During a normal year, hyperbaric medicine doctors at Dixie Regional Medical Center treat between three and ten cases of carbon monoxide poisoning. In 2012, that number jumped to 32.
Granted 20 of those poisonings happened in a single incident (a family on a houseboat at Lake Powell), but still the total number of incidents is clearly on the rise.
Carbon monoxide poisoning occurs when appliances powered by fossil fuels — a natural gas water heater or clothes dryer, a kerosene space heater, a gasoline-powered tool or car, a portable generator — vent fumes into the house, garage, boat, houseboat, or workshop. The carbon monoxide in the fumes enters the blood stream and prevents oxygen from reaching the vital organs. The brain, nervous system, and heart are especially vulnerable to permanent damage.
The best way to prevent carbon monoxide poisoning is to have a carbon monoxide sensor on every level of your home and in the garage. A carbon monoxide sensor can save your bacon, but only if you pay attention to it. If it goes off, do not unplug it. Get out of the house and open all the doors and windows. Once you are outside, call the gas company or the fire department. They can come and test the levels in your home. They are happy to do it.
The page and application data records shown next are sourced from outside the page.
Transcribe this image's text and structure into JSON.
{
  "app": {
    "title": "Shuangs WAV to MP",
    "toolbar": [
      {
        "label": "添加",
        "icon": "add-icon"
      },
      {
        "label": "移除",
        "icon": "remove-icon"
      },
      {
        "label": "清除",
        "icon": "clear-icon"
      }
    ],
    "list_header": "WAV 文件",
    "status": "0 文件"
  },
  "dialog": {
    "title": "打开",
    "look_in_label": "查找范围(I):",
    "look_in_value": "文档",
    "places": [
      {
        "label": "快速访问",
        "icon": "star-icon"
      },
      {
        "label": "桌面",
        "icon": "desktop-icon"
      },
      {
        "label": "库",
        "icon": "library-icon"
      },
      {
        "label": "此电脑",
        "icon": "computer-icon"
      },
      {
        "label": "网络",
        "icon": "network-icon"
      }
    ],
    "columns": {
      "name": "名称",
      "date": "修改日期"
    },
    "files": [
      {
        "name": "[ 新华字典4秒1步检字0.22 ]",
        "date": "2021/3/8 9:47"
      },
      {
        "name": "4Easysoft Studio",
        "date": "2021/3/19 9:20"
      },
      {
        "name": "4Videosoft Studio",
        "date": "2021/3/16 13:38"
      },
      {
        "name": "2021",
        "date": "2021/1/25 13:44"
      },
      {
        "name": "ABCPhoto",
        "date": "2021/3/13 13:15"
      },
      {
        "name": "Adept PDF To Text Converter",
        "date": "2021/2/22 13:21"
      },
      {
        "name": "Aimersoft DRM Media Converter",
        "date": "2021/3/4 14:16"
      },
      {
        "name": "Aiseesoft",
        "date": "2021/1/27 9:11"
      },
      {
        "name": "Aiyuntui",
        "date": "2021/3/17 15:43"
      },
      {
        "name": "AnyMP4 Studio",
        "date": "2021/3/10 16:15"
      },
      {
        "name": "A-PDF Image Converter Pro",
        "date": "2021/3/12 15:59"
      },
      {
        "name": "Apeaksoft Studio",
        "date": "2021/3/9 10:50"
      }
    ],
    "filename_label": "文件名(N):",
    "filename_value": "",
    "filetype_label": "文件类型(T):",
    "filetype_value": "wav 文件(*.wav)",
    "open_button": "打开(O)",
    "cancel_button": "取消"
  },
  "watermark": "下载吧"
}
Carbon monoxide is especially dangerous because it is colorless, tasteless, and odorless. In addition, early symptoms of carbon monoxide poisoning are very similar to those of the flu. The tendency is to stay in bed when you feel like that. But in the case of carbon monoxide poisoning, staying home in bed is the worst thing you can do.
There are several things you can do to prevent carbon monoxide poisoning:
- Have all your natural gas appliances serviced on a yearly basis.
- Do not warm up your car or use gasoline-powered tools inside the garage. Most people think they’re safe if they open the garage door. But when the air inside the garage is warmer than the air outside, it creates a thermal barrier that keeps the carbon monoxide in. That carbon monoxide can then leak into the house.
- Replace carbon monoxide sensors regularly. They are moist sensors, and they all expire, usually five years from the date of manufacture.
If you suspect you have had carbon monoxide poisoning, seek medical attention. Many people think that if they just get away everything will be ok, but that is not true. It can take more than 24 hours for carbon monoxide in the bloodstream to expire. That can be made much shorter by breathing pure oxygen, and much much shorter with oxygen therapy in a hyperbaric chamber.